All of the entries need to be printed again exactly; pictures are the only thing to omit.
-- Given information follows --
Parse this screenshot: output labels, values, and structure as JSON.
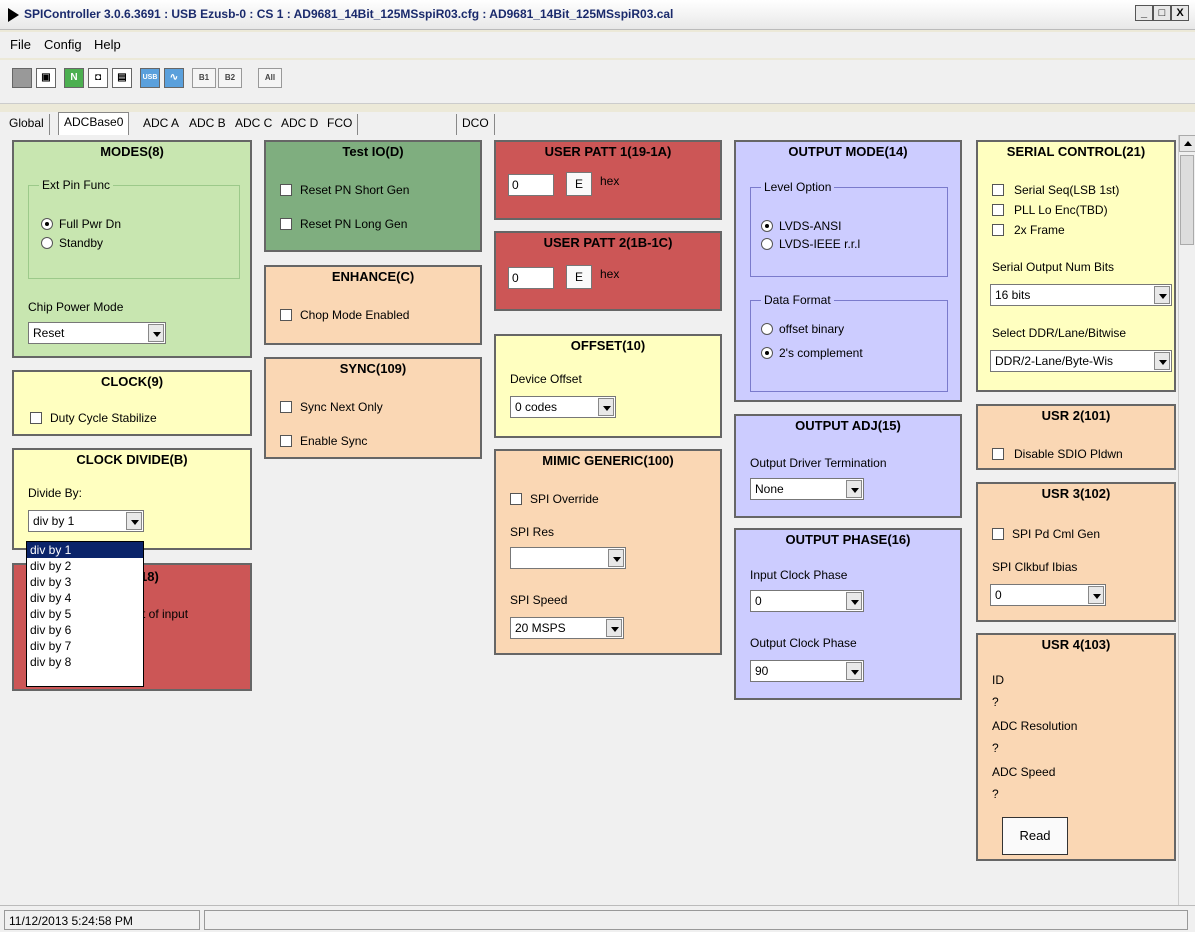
{
  "window": {
    "title": "SPIController 3.0.6.3691 : USB Ezusb-0 : CS 1 : AD9681_14Bit_125MSspiR03.cfg : AD9681_14Bit_125MSspiR03.cal",
    "minimize": "_",
    "maximize": "□",
    "close": "X"
  },
  "menu": [
    "File",
    "Config",
    "Help"
  ],
  "toolbar": {
    "n_label": "N",
    "b1": "B1",
    "b2": "B2",
    "all": "All",
    "usb": "USB"
  },
  "tabs": [
    "Global",
    "ADCBase0",
    "ADC A",
    "ADC B",
    "ADC C",
    "ADC D",
    "FCO",
    "DCO"
  ],
  "active_tab": "ADCBase0",
  "modes": {
    "title": "MODES(8)",
    "group": "Ext Pin Func",
    "radio1": "Full Pwr Dn",
    "radio2": "Standby",
    "chip_label": "Chip Power Mode",
    "chip_value": "Reset"
  },
  "clock": {
    "title": "CLOCK(9)",
    "dcs": "Duty Cycle Stabilize"
  },
  "clock_divide": {
    "title": "CLOCK DIVIDE(B)",
    "label": "Divide By:",
    "value": "div by 1",
    "options": [
      "div by 1",
      "div by 2",
      "div by 3",
      "div by 4",
      "div by 5",
      "div by 6",
      "div by 7",
      "div by 8"
    ]
  },
  "hidden_panel": {
    "title_fragment": "18)",
    "text_fragment": "t of input"
  },
  "testio": {
    "title": "Test IO(D)",
    "cb1": "Reset PN Short Gen",
    "cb2": "Reset PN Long Gen"
  },
  "enhance": {
    "title": "ENHANCE(C)",
    "cb1": "Chop Mode Enabled"
  },
  "sync": {
    "title": "SYNC(109)",
    "cb1": "Sync Next Only",
    "cb2": "Enable Sync"
  },
  "user_patt1": {
    "title": "USER PATT 1(19-1A)",
    "value": "0",
    "btn": "E",
    "unit": "hex"
  },
  "user_patt2": {
    "title": "USER PATT 2(1B-1C)",
    "value": "0",
    "btn": "E",
    "unit": "hex"
  },
  "offset": {
    "title": "OFFSET(10)",
    "label": "Device Offset",
    "value": "0 codes"
  },
  "mimic": {
    "title": "MIMIC GENERIC(100)",
    "cb1": "SPI Override",
    "res_label": "SPI Res",
    "res_value": "",
    "speed_label": "SPI Speed",
    "speed_value": "20 MSPS"
  },
  "output_mode": {
    "title": "OUTPUT MODE(14)",
    "group1": "Level Option",
    "r1": "LVDS-ANSI",
    "r2": "LVDS-IEEE r.r.l",
    "group2": "Data Format",
    "r3": "offset binary",
    "r4": "2's complement"
  },
  "output_adj": {
    "title": "OUTPUT ADJ(15)",
    "label": "Output Driver Termination",
    "value": "None"
  },
  "output_phase": {
    "title": "OUTPUT PHASE(16)",
    "in_label": "Input Clock Phase",
    "in_value": "0",
    "out_label": "Output Clock Phase",
    "out_value": "90"
  },
  "serial": {
    "title": "SERIAL CONTROL(21)",
    "cb1": "Serial Seq(LSB 1st)",
    "cb2": "PLL Lo Enc(TBD)",
    "cb3": "2x Frame",
    "bits_label": "Serial Output Num Bits",
    "bits_value": "16 bits",
    "ddr_label": "Select DDR/Lane/Bitwise",
    "ddr_value": "DDR/2-Lane/Byte-Wis"
  },
  "usr2": {
    "title": "USR 2(101)",
    "cb1": "Disable SDIO Pldwn"
  },
  "usr3": {
    "title": "USR 3(102)",
    "cb1": "SPI Pd Cml Gen",
    "label": "SPI Clkbuf Ibias",
    "value": "0"
  },
  "usr4": {
    "title": "USR 4(103)",
    "id_label": "ID",
    "id_value": "?",
    "res_label": "ADC Resolution",
    "res_value": "?",
    "speed_label": "ADC Speed",
    "speed_value": "?",
    "read": "Read"
  },
  "status": {
    "time": "11/12/2013 5:24:58 PM"
  }
}
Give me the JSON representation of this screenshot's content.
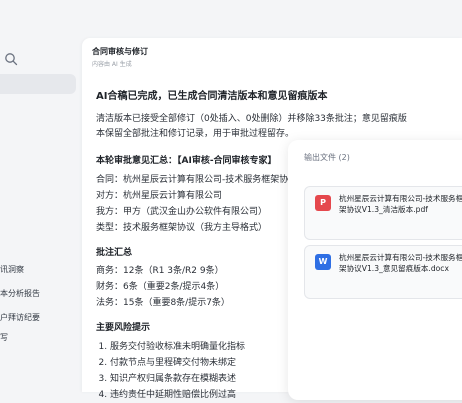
{
  "sidebar": {
    "items": [
      {
        "label": "讯洞察"
      },
      {
        "label": "本分析报告"
      },
      {
        "label": "户拜访纪要"
      },
      {
        "label": "写"
      }
    ]
  },
  "chat": {
    "title": "合同审核与修订",
    "subtitle": "内容由 AI 生成",
    "heading": "AI合稿已完成，已生成合同清洁版本和意见留痕版本",
    "intro": "清洁版本已接受全部修订（0处插入、0处删除）并移除33条批注；意见留痕版本保留全部批注和修订记录，用于审批过程留存。",
    "round_title": "本轮审批意见汇总：【AI审核-合同审核专家】",
    "parties": [
      "合同：杭州星辰云计算有限公司-技术服务框架协",
      "对方：杭州星辰云计算有限公司",
      "我方：甲方（武汉金山办公软件有限公司）",
      "类型：技术服务框架协议（我方主导格式）"
    ],
    "summary_title": "批注汇总",
    "summary": [
      "商务：12条（R1 3条/R2 9条）",
      "财务：6条（重要2条/提示4条）",
      "法务：15条（重要8条/提示7条）"
    ],
    "risk_title": "主要风险提示",
    "risks": [
      "服务交付验收标准未明确量化指标",
      "付款节点与里程碑交付物未绑定",
      "知识产权归属条款存在模糊表述",
      "违约责任中延期性赔偿比例过高"
    ]
  },
  "files": {
    "header": "输出文件 (2)",
    "items": [
      {
        "icon": "pdf-file-icon",
        "glyph": "P",
        "color": "#e5484d",
        "name": "杭州星辰云计算有限公司-技术服务框架协议V1.3_清洁版本.pdf"
      },
      {
        "icon": "word-file-icon",
        "glyph": "W",
        "color": "#2f6fe4",
        "name": "杭州星辰云计算有限公司-技术服务框架协议V1.3_意见留痕版本.docx"
      }
    ]
  }
}
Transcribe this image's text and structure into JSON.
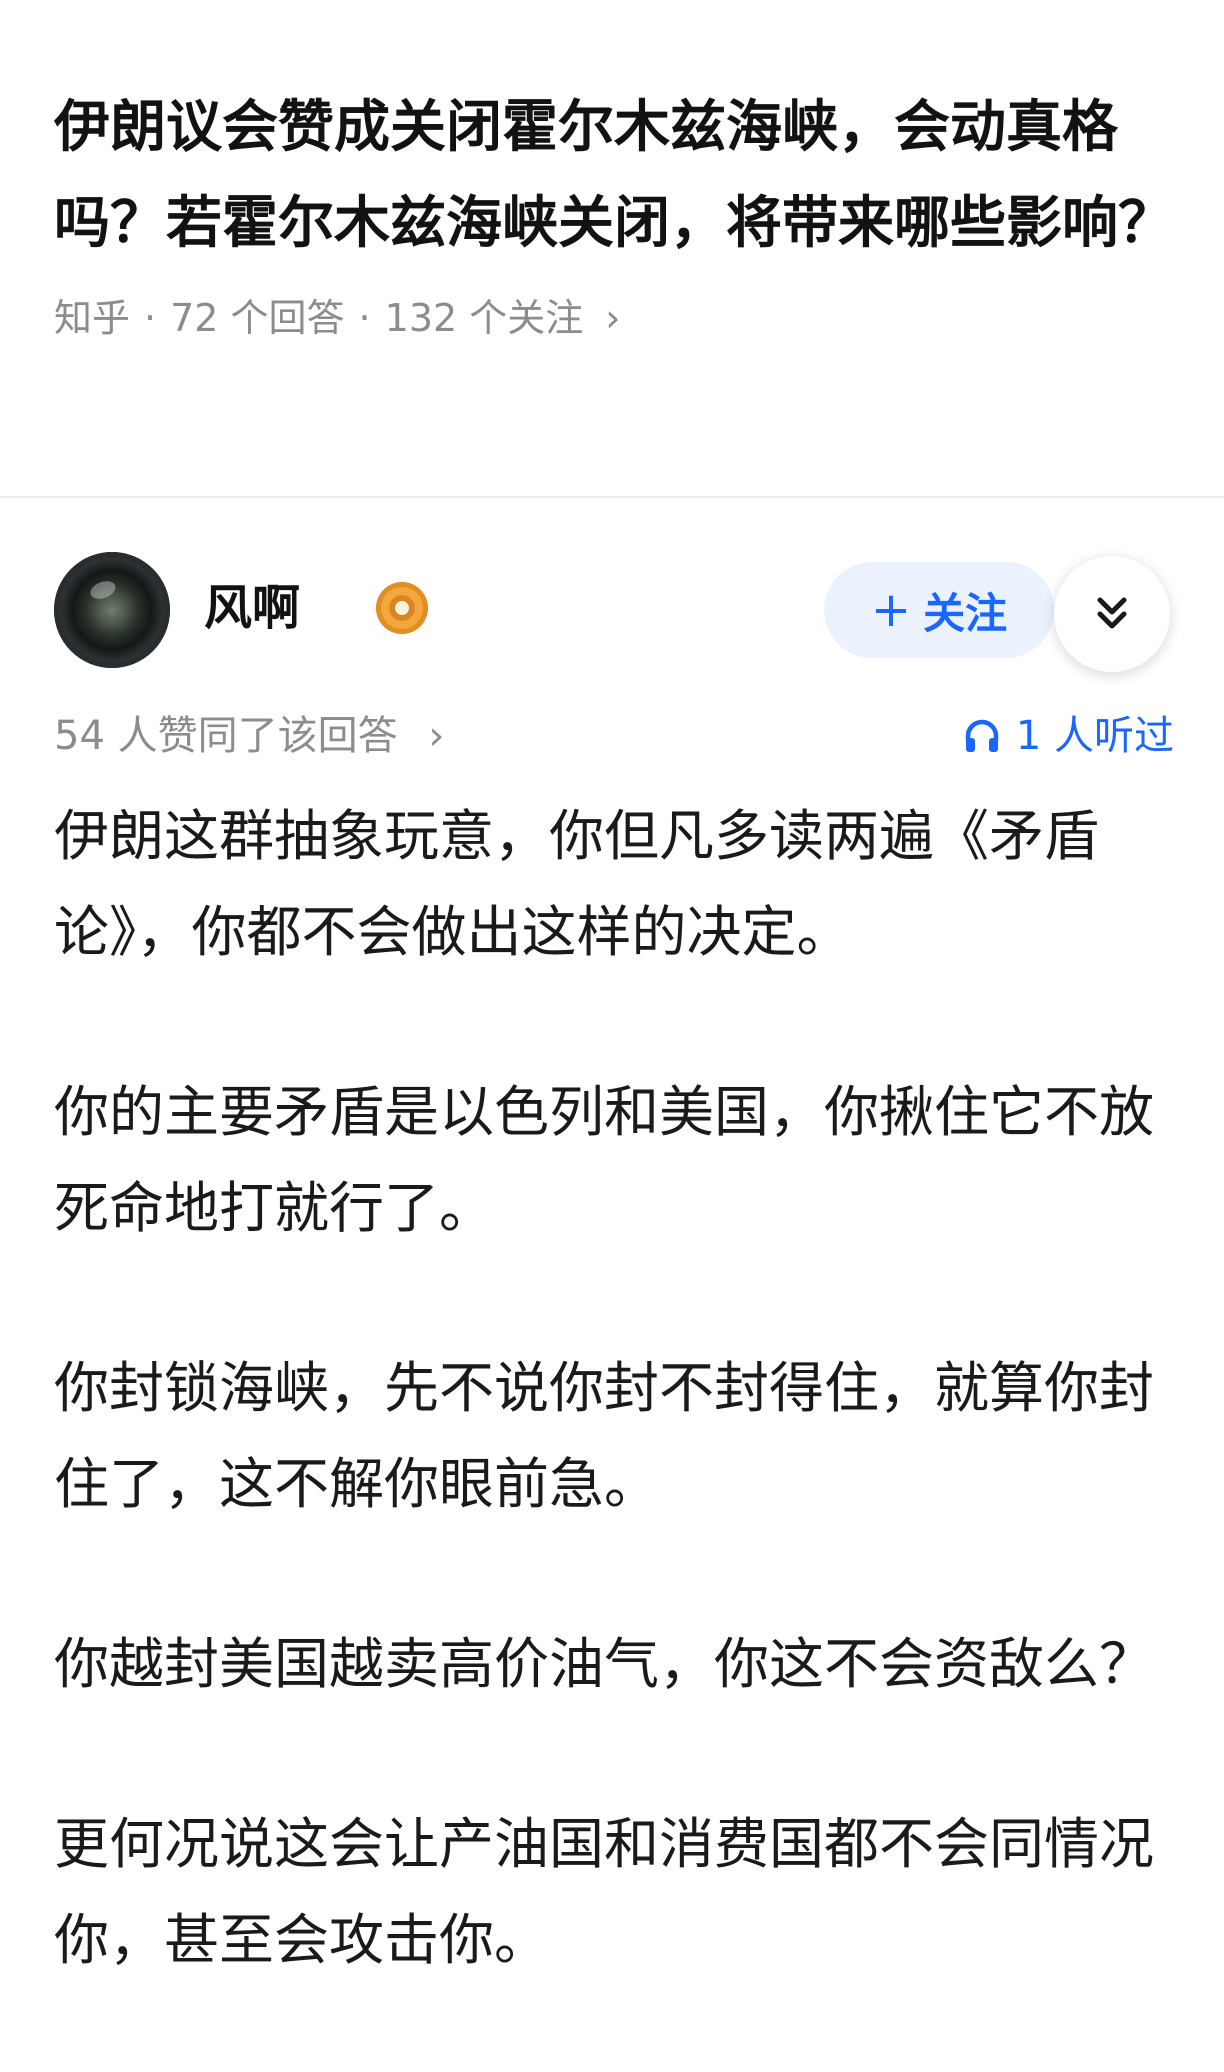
{
  "question": {
    "title": "伊朗议会赞成关闭霍尔木兹海峡，会动真格吗？若霍尔木兹海峡关闭，将带来哪些影响？",
    "source": "知乎",
    "answers_count": "72 个回答",
    "followers_count": "132 个关注",
    "separator": "·",
    "chevron": "›"
  },
  "author": {
    "name": "风啊",
    "avatar_icon": "camera-lens-avatar",
    "badge_icon": "certified-badge-icon"
  },
  "actions": {
    "follow_plus": "+",
    "follow_label": "关注",
    "more_icon": "double-chevron-down-icon"
  },
  "stats": {
    "votes": "54 人赞同了该回答",
    "votes_chevron": "›",
    "listened": "1 人听过",
    "listened_icon": "headphones-icon"
  },
  "answer": {
    "paragraphs": [
      "伊朗这群抽象玩意，你但凡多读两遍《矛盾论》，你都不会做出这样的决定。",
      "你的主要矛盾是以色列和美国，你揪住它不放死命地打就行了。",
      "你封锁海峡，先不说你封不封得住，就算你封住了，这不解你眼前急。",
      "你越封美国越卖高价油气，你这不会资敌么？",
      "更何况说这会让产油国和消费国都不会同情况你，甚至会攻击你。"
    ]
  },
  "colors": {
    "accent": "#1a66ff",
    "follow_bg": "#ebf2fd",
    "meta_gray": "#8c8c8c",
    "text": "#1a1a1a",
    "badge": "#f4a63c"
  }
}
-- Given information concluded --
▶ _Written answer_:
Parse this screenshot: output labels, values, and structure as JSON.
{
  "window": {
    "title": "SPIController 3.0.6.3691 : USB Ezusb-0 : CS 1 : AD9681_14Bit_125MSspiR03.cfg : AD9681_14Bit_125MSspiR03.cal",
    "minimize": "_",
    "maximize": "□",
    "close": "X"
  },
  "menu": [
    "File",
    "Config",
    "Help"
  ],
  "toolbar": {
    "n_label": "N",
    "b1": "B1",
    "b2": "B2",
    "all": "All",
    "usb": "USB"
  },
  "tabs": [
    "Global",
    "ADCBase0",
    "ADC A",
    "ADC B",
    "ADC C",
    "ADC D",
    "FCO",
    "DCO"
  ],
  "active_tab": "ADCBase0",
  "modes": {
    "title": "MODES(8)",
    "group": "Ext Pin Func",
    "radio1": "Full Pwr Dn",
    "radio2": "Standby",
    "chip_label": "Chip Power Mode",
    "chip_value": "Reset"
  },
  "clock": {
    "title": "CLOCK(9)",
    "dcs": "Duty Cycle Stabilize"
  },
  "clock_divide": {
    "title": "CLOCK DIVIDE(B)",
    "label": "Divide By:",
    "value": "div by 1",
    "options": [
      "div by 1",
      "div by 2",
      "div by 3",
      "div by 4",
      "div by 5",
      "div by 6",
      "div by 7",
      "div by 8"
    ]
  },
  "hidden_panel": {
    "title_fragment": "18)",
    "text_fragment": "t of input"
  },
  "testio": {
    "title": "Test IO(D)",
    "cb1": "Reset PN Short Gen",
    "cb2": "Reset PN Long Gen"
  },
  "enhance": {
    "title": "ENHANCE(C)",
    "cb1": "Chop Mode Enabled"
  },
  "sync": {
    "title": "SYNC(109)",
    "cb1": "Sync Next Only",
    "cb2": "Enable Sync"
  },
  "user_patt1": {
    "title": "USER PATT 1(19-1A)",
    "value": "0",
    "btn": "E",
    "unit": "hex"
  },
  "user_patt2": {
    "title": "USER PATT 2(1B-1C)",
    "value": "0",
    "btn": "E",
    "unit": "hex"
  },
  "offset": {
    "title": "OFFSET(10)",
    "label": "Device Offset",
    "value": "0 codes"
  },
  "mimic": {
    "title": "MIMIC GENERIC(100)",
    "cb1": "SPI Override",
    "res_label": "SPI Res",
    "res_value": "",
    "speed_label": "SPI Speed",
    "speed_value": "20 MSPS"
  },
  "output_mode": {
    "title": "OUTPUT MODE(14)",
    "group1": "Level Option",
    "r1": "LVDS-ANSI",
    "r2": "LVDS-IEEE r.r.l",
    "group2": "Data Format",
    "r3": "offset binary",
    "r4": "2's complement"
  },
  "output_adj": {
    "title": "OUTPUT ADJ(15)",
    "label": "Output Driver Termination",
    "value": "None"
  },
  "output_phase": {
    "title": "OUTPUT PHASE(16)",
    "in_label": "Input Clock Phase",
    "in_value": "0",
    "out_label": "Output Clock Phase",
    "out_value": "90"
  },
  "serial": {
    "title": "SERIAL CONTROL(21)",
    "cb1": "Serial Seq(LSB 1st)",
    "cb2": "PLL Lo Enc(TBD)",
    "cb3": "2x Frame",
    "bits_label": "Serial Output Num Bits",
    "bits_value": "16 bits",
    "ddr_label": "Select DDR/Lane/Bitwise",
    "ddr_value": "DDR/2-Lane/Byte-Wis"
  },
  "usr2": {
    "title": "USR 2(101)",
    "cb1": "Disable SDIO Pldwn"
  },
  "usr3": {
    "title": "USR 3(102)",
    "cb1": "SPI Pd Cml Gen",
    "label": "SPI Clkbuf Ibias",
    "value": "0"
  },
  "usr4": {
    "title": "USR 4(103)",
    "id_label": "ID",
    "id_value": "?",
    "res_label": "ADC Resolution",
    "res_value": "?",
    "speed_label": "ADC Speed",
    "speed_value": "?",
    "read": "Read"
  },
  "status": {
    "time": "11/12/2013 5:24:58 PM"
  }
}
Give me the JSON representation of this screenshot's content.
{
  "sidebar": {
    "items": [
      {
        "label": "讯洞察"
      },
      {
        "label": "本分析报告"
      },
      {
        "label": "户拜访纪要"
      },
      {
        "label": "写"
      }
    ]
  },
  "chat": {
    "title": "合同审核与修订",
    "subtitle": "内容由 AI 生成",
    "heading": "AI合稿已完成，已生成合同清洁版本和意见留痕版本",
    "intro": "清洁版本已接受全部修订（0处插入、0处删除）并移除33条批注；意见留痕版本保留全部批注和修订记录，用于审批过程留存。",
    "round_title": "本轮审批意见汇总：【AI审核-合同审核专家】",
    "parties": [
      "合同：杭州星辰云计算有限公司-技术服务框架协",
      "对方：杭州星辰云计算有限公司",
      "我方：甲方（武汉金山办公软件有限公司）",
      "类型：技术服务框架协议（我方主导格式）"
    ],
    "summary_title": "批注汇总",
    "summary": [
      "商务：12条（R1 3条/R2 9条）",
      "财务：6条（重要2条/提示4条）",
      "法务：15条（重要8条/提示7条）"
    ],
    "risk_title": "主要风险提示",
    "risks": [
      "服务交付验收标准未明确量化指标",
      "付款节点与里程碑交付物未绑定",
      "知识产权归属条款存在模糊表述",
      "违约责任中延期性赔偿比例过高"
    ]
  },
  "files": {
    "header": "输出文件 (2)",
    "items": [
      {
        "icon": "pdf-file-icon",
        "glyph": "P",
        "color": "#e5484d",
        "name": "杭州星辰云计算有限公司-技术服务框架协议V1.3_清洁版本.pdf"
      },
      {
        "icon": "word-file-icon",
        "glyph": "W",
        "color": "#2f6fe4",
        "name": "杭州星辰云计算有限公司-技术服务框架协议V1.3_意见留痕版本.docx"
      }
    ]
  }
}
Transcribe this image's text and structure into JSON.
{
  "question": {
    "title": "伊朗议会赞成关闭霍尔木兹海峡，会动真格吗？若霍尔木兹海峡关闭，将带来哪些影响？",
    "source": "知乎",
    "answers_count": "72 个回答",
    "followers_count": "132 个关注",
    "separator": "·",
    "chevron": "›"
  },
  "author": {
    "name": "风啊",
    "avatar_icon": "camera-lens-avatar",
    "badge_icon": "certified-badge-icon"
  },
  "actions": {
    "follow_plus": "+",
    "follow_label": "关注",
    "more_icon": "double-chevron-down-icon"
  },
  "stats": {
    "votes": "54 人赞同了该回答",
    "votes_chevron": "›",
    "listened": "1 人听过",
    "listened_icon": "headphones-icon"
  },
  "answer": {
    "paragraphs": [
      "伊朗这群抽象玩意，你但凡多读两遍《矛盾论》，你都不会做出这样的决定。",
      "你的主要矛盾是以色列和美国，你揪住它不放死命地打就行了。",
      "你封锁海峡，先不说你封不封得住，就算你封住了，这不解你眼前急。",
      "你越封美国越卖高价油气，你这不会资敌么？",
      "更何况说这会让产油国和消费国都不会同情况你，甚至会攻击你。"
    ]
  },
  "colors": {
    "accent": "#1a66ff",
    "follow_bg": "#ebf2fd",
    "meta_gray": "#8c8c8c",
    "text": "#1a1a1a",
    "badge": "#f4a63c"
  }
}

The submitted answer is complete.